Alleged that gays and lesbians serving openly in the military would commit a greater number of sexual assaults on heterosexual service members, and that members of Congress who vote to repeal “don’t ask, don’t tell” would have “the blood of innocent soldiers on their hands”;
Attacked anti-bullying programs in public schools, describing them as a way of “indoctrinating impressionable school children.”
In response, Faithful America has launched a petition calling on MSNBC to “stop inviting Family Research Council spokespeople on the air to represent the views of Christians and other people of faith.”
Just as racist rhetoric has no place in the media, people who tell lies about our LGBT neighbors should not be baptized as credible Christian messengers, particularly for a network built on progressive viewers. MSNBC should continue its move to improve its contributor rolls by keeping FRC off its shows.
Before Christmas John rightly took Cardinal Francis George to task for suggesting there were similarities between the “Gay Liberation Movement” and the Ku Klux Klan. Among other things, John said

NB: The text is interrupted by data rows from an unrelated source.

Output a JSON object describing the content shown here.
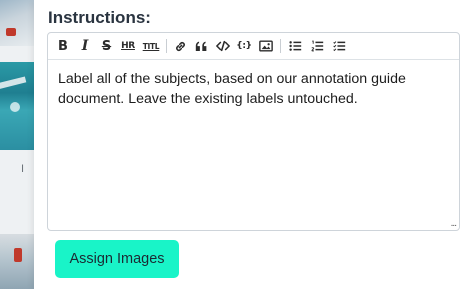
{
  "instructions": {
    "heading": "Instructions:",
    "content": "Label all of the subjects, based on our annotation guide document. Leave the existing labels untouched."
  },
  "toolbar": {
    "bold": "B",
    "italic": "I",
    "strikethrough": "S",
    "horizontal_rule": "HR",
    "title": "TITL",
    "code_block": "{:}",
    "icons": [
      "bold-icon",
      "italic-icon",
      "strikethrough-icon",
      "horizontal-rule-icon",
      "title-icon",
      "link-icon",
      "quote-icon",
      "code-icon",
      "code-block-icon",
      "image-icon",
      "bulleted-list-icon",
      "numbered-list-icon",
      "checklist-icon"
    ]
  },
  "editor": {
    "resize_handle": "..."
  },
  "background": {
    "partial_text": "I"
  },
  "actions": {
    "assign_label": "Assign Images",
    "assign_color": "#19f4c8"
  }
}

The cardinal’s persistent question – who is the enemy? – speaks volumes about a disturbing strain of Catholicism in public life these days. It’s the quivering voice of a fearful Church that sees itself as a victim, not a reconciler, the voice of institutional callousness drowning out compassionate humanity, a Church eyeing enemies around every corner. I hope the Church I worship in and love is still too full of grace, justice and mercy to embrace that shrunken, embittered posture.
In an interview with the Chicago Tribune yesterday, George apologized. Instead of just offering the PR-calibrated “I’m sorry if anyone may have been hurt by what was said” type of quasi-contrition, the Cardinal actually confirmed the substance of John’s critique. From the Tribune story:
“When I was talking, I was speaking out of fear that I have for the church’s liberty and I was reaching for an analogy which was very inappropriate, for which I’m sorry,” George said. “I didn’t realize the impact of what I was saying. … Sometimes fear is a bad motivation.
…George said although church teaching does not judge same-sex relationships as morally acceptable, it does encourage the faithful to “respect everyone.”
“The question is, ‘Does respect mean that we have to change our teaching?’ That’s an ongoing discussion, of course. … I still go back to the fact that these are people we know and love and are part of our families. That’s the most important point right now.”
While I still wish the Cardinal would go further in renouncing his hateful rhetoric, credit where credit’s due. Time will tell, but perhaps George has learned an important lesson.